Changes to the Fair Labor Standards Act (FLSA) overtime rules could be around the corner. Labor Secretary Alexander Acosta and the Department of Labor (DOL) have made it clear those changes will focus on the salary threshold. The DOL issued a Request for Information (RFI) on overtime rules and exemptions. This RFI allows for the public to comment on the issues surrounding the white collar exemption. This includes salary threshold limits and how to set that threshold.
The Obama-era FLSA changes to overtime rules have seen nothing short of a rollercoaster in the past year. In an emergency injunction, a Texas federal judge halted the FLSA overtime rule that would have increased the salary level for non-exempt employees to $47,476 per year ($913 per week) beginning December 1, 2016. At the first of the new year, the Department of Labor (DOL) filed a motion to stop the lawsuit—but was denied. The DOL went on to receive three extensions, giving them until June 30, 2017 to file a reply brief.

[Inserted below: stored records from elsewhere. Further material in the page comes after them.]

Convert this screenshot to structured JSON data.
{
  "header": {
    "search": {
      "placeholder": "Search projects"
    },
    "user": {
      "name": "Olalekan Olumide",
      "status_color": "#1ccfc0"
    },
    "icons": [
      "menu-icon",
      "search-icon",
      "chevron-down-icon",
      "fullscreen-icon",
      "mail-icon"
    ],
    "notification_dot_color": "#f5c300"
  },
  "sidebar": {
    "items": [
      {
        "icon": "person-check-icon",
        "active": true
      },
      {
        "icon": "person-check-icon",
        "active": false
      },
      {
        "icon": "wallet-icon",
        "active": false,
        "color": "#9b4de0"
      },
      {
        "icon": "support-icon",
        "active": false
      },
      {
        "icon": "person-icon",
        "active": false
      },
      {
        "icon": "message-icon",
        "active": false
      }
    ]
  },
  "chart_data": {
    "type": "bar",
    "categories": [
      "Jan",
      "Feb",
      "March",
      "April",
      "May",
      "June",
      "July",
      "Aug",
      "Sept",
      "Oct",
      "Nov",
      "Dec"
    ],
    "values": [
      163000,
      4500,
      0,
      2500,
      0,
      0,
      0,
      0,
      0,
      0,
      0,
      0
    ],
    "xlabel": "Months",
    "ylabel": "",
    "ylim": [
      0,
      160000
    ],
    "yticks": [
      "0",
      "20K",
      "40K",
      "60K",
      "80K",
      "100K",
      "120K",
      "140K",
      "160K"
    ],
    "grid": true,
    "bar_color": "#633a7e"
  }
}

June marked the official beginning of summer—but that has not slowed down the happenings in the world of Human Resources. In our June edition of the HR Roundup, we’re bringing you news from Capitol Hill, the Department of Labor, and our friends at SHRM. So grab a limeade, and read about the latest workplace regulation updates and HR trends.
What’s happening in the world of HR this month? Congress has been busy developing, refining, and voting on bills in the House. The political landscape is keeping everyone on their toes, especially employers and HR managers. Many of the matters facing Senate vote will have a large impact on businesses and their employees—so it’s important for HR to stay in the know. Read on for this month’s HR Roundup, full of HR news and updates.
And congrats, Class of 2017. There’s good news in store for you!